Exercise description: Look for "name" in each line of the entries, and return the matching lines.

Available data:
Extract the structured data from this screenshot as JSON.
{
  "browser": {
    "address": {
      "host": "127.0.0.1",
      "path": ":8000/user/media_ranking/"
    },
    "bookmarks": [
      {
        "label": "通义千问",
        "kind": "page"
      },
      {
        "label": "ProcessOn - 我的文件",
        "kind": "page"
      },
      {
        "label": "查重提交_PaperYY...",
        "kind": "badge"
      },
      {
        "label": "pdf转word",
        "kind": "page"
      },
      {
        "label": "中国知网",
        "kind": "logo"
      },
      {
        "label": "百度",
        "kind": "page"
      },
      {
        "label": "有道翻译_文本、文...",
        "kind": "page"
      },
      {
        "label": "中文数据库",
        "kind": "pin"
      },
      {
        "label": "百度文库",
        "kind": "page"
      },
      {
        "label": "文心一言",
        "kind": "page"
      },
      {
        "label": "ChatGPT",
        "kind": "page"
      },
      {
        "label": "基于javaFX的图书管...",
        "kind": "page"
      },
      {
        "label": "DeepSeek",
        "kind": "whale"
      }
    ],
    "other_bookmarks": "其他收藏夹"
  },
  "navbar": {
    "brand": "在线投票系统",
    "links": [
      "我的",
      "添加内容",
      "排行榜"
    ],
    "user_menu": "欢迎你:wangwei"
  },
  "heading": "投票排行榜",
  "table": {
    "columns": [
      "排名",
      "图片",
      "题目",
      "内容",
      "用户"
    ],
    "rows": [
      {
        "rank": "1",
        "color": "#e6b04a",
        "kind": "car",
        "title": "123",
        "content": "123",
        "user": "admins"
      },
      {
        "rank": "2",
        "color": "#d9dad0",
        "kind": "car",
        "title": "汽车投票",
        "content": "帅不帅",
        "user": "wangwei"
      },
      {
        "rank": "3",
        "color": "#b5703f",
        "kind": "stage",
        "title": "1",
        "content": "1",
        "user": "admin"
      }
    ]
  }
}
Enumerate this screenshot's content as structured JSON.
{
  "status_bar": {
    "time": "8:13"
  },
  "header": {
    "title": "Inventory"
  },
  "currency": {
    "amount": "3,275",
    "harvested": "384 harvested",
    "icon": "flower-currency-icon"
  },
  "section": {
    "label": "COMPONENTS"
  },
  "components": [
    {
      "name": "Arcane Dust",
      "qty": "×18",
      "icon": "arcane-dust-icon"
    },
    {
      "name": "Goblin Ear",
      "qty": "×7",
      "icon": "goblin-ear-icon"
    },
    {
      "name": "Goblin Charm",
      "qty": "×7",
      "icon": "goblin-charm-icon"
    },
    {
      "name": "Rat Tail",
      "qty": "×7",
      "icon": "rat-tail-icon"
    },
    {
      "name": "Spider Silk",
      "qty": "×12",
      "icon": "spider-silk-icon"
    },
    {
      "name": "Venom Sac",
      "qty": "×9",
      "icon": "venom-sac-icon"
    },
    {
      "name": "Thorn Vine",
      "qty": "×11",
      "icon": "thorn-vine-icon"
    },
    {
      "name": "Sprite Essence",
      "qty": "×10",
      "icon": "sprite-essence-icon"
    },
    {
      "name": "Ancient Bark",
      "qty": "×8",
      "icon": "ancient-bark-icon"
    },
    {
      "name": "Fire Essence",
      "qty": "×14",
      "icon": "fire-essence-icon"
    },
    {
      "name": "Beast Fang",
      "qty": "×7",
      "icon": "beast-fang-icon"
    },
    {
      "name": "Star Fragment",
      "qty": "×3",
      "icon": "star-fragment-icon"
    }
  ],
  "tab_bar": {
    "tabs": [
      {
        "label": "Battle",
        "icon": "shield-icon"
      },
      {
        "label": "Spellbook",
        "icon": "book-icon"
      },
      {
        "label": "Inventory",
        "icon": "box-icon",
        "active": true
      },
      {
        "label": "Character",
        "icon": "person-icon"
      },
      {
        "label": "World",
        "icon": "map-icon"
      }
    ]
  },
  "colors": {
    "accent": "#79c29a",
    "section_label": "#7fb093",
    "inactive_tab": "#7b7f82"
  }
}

Task result:
      "name": "Arcane Dust",
      "name": "Goblin Ear",
      "name": "Goblin Charm",
      "name": "Rat Tail",
      "name": "Spider Silk",
      "name": "Venom Sac",
      "name": "Thorn Vine",
      "name": "Sprite Essence",
      "name": "Ancient Bark",
      "name": "Fire Essence",
      "name": "Beast Fang",
      "name": "Star Fragment",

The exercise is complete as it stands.